  24. Question 5.3 • A single CPU machine can use a single TLB (in fact this was the common setup in the days preceding the multi core CPUs). The important thing to remember is that whenever a new process is running the valid bits of all entries should be marked with a 0 (no frames in cache). • This is not true when there are multiple CPUs (or cores). When multiple processes are running both may require the same virtual address which should be translated into two distinct addresses. One means to overcome this problem is by introducing the PID of processes as another entry of the TLB.

  25. Assignment 3xv6 memory overview

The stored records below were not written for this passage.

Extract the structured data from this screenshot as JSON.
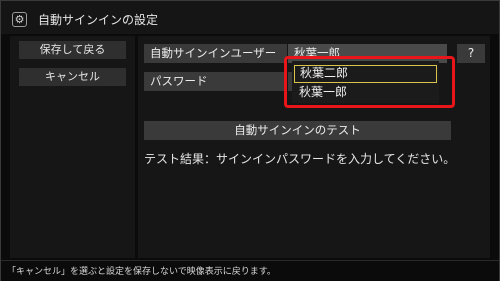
{
  "window": {
    "title": "自動サインインの設定",
    "icon": "gear-icon"
  },
  "sidebar": {
    "save_label": "保存して戻る",
    "cancel_label": "キャンセル"
  },
  "form": {
    "user_label": "自動サインインユーザー",
    "user_value": "秋葉一郎",
    "password_label": "パスワード",
    "help_label": "?",
    "test_button_label": "自動サインインのテスト",
    "test_result": "テスト結果：サインインパスワードを入力してください。"
  },
  "dropdown": {
    "options": [
      {
        "label": "秋葉二郎",
        "focused": true
      },
      {
        "label": "秋葉一郎",
        "focused": false
      }
    ]
  },
  "status_bar": {
    "text": "「キャンセル」を選ぶと設定を保存しないで映像表示に戻ります。"
  },
  "colors": {
    "highlight_frame": "#e8161b",
    "focus_border": "#d9c34a",
    "button_bg": "#3a3a3a",
    "panel_bg": "#161616"
  }
}
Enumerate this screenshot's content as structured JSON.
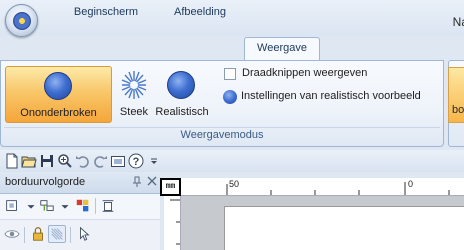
{
  "window": {
    "title": "Na"
  },
  "tabs": [
    {
      "label": "Beginscherm"
    },
    {
      "label": "Afbeelding"
    },
    {
      "label": "Weergave",
      "active": true
    }
  ],
  "ribbon": {
    "buttons": [
      {
        "label": "Ononderbroken",
        "icon": "large-blue-circle-icon",
        "selected": true
      },
      {
        "label": "Steek",
        "icon": "stitch-starburst-icon"
      },
      {
        "label": "Realistisch",
        "icon": "realistic-blue-circle-icon"
      }
    ],
    "checkbox_label": "Draadknippen weergeven",
    "settings_label": "Instellingen van realistisch voorbeeld",
    "group_label": "Weergavemodus",
    "right_button_label": "bo"
  },
  "panel": {
    "title": "borduurvolgorde"
  },
  "ruler": {
    "unit": "mm",
    "labels": [
      "50",
      "0"
    ]
  },
  "colors": {
    "accent": "#f5a63a",
    "ribbon_border": "#9fb6d4",
    "tab_text": "#1e395b"
  }
}
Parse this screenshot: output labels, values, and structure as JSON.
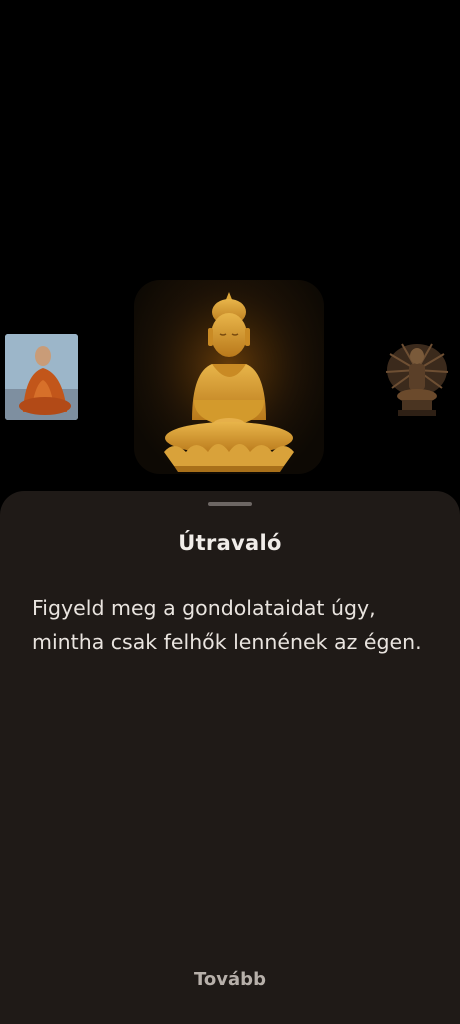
{
  "carousel": {
    "items": [
      {
        "name": "monk-portrait-image",
        "selected": false
      },
      {
        "name": "golden-buddha-image",
        "selected": true
      },
      {
        "name": "thousand-armed-statue-image",
        "selected": false
      }
    ]
  },
  "sheet": {
    "title": "Útravaló",
    "quote": "Figyeld meg a gondolataidat úgy, mintha csak felhők lennének az égen.",
    "next_label": "Tovább"
  },
  "colors": {
    "sheet_background": "#1f1a17",
    "gold": "#d39a2c",
    "text": "#e9e4df",
    "muted_text": "#b7b0aa"
  }
}
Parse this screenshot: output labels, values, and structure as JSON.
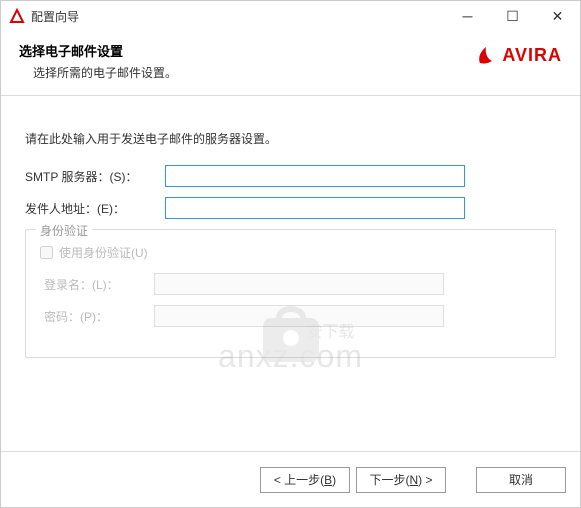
{
  "titlebar": {
    "title": "配置向导"
  },
  "header": {
    "title": "选择电子邮件设置",
    "subtitle": "选择所需的电子邮件设置。",
    "brand": "AVIRA"
  },
  "content": {
    "instruction": "请在此处输入用于发送电子邮件的服务器设置。",
    "smtp_label": "SMTP 服务器：(S)：",
    "smtp_value": "",
    "sender_label": "发件人地址：(E)：",
    "sender_value": "",
    "auth": {
      "legend": "身份验证",
      "use_auth_label": "使用身份验证(U)",
      "use_auth_checked": false,
      "login_label": "登录名：(L)：",
      "login_value": "",
      "password_label": "密码：(P)：",
      "password_value": ""
    }
  },
  "watermark": {
    "text": "anxz.com",
    "sub": "安下载"
  },
  "footer": {
    "back": "< 上一步(B)",
    "next": "下一步(N) >",
    "cancel": "取消"
  }
}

  26. xv6 memory overview • Virtual memory in xv6 is managed without a backing store. • This means that there is no swapping mechanism and that all programs are maintained in the physical memory, at all times. • xv6 sets up the segmentation hardware so that virtual and linear addresses are always the same (i.e., segmentation doesn't do anything). • Each page is of size 212= 4096 bytes • A user process page table includes much of the kernel’s mapping. However, the page protection bits prevent the user from using anything other than its memory.

  27. xv6 memory: virtual to physical translation overview 220 | 212 Virtual ~ Linear address: 220 (entries) PTE 212 (offset) flags 220 physical offset 220 bits Page table 220 entries (PTEs) Physical address

  28. xv6 memory:A process’s 2 page table structure 12 bits 10 bits 10 bits va: PDX(va) PTX(va) Page Directory:[4096 bytes] (Offset) 1024 entries 1024 1024 1024 PTE_ADDR(X) Page addr. flags Entry size: 32 bit “page table pages”[4096 bytes]

  29. Assignment 3 • You will add a basic backing store • To keep things simple you will add to xv6 the ability to swap processes • When free memory descends below a pre-defined threshold process will be swapped-out according to several policies • Processes are swapped-in on demand

  30. Assignment 3 - Architecture OS Physical memory DISK P1 Swapper P2 P3 Scheduler P4 The scheduler wishes to run process 2, but memory is still low. The OS swaps process 4 out and process 2 in. The OS then decides to swap a process to disk As the system works processes are created and free memory is decreasing

  31. Assignment 3 - Architecture • Writing to files from within kernel, even though possible is not recommended. Nevertheless, we will do exactly that. • Using an additional process (the swapper) that is responsible for disk operations since the scheduler itself should not access the disk • The scheduler and swapper must coordinate their operations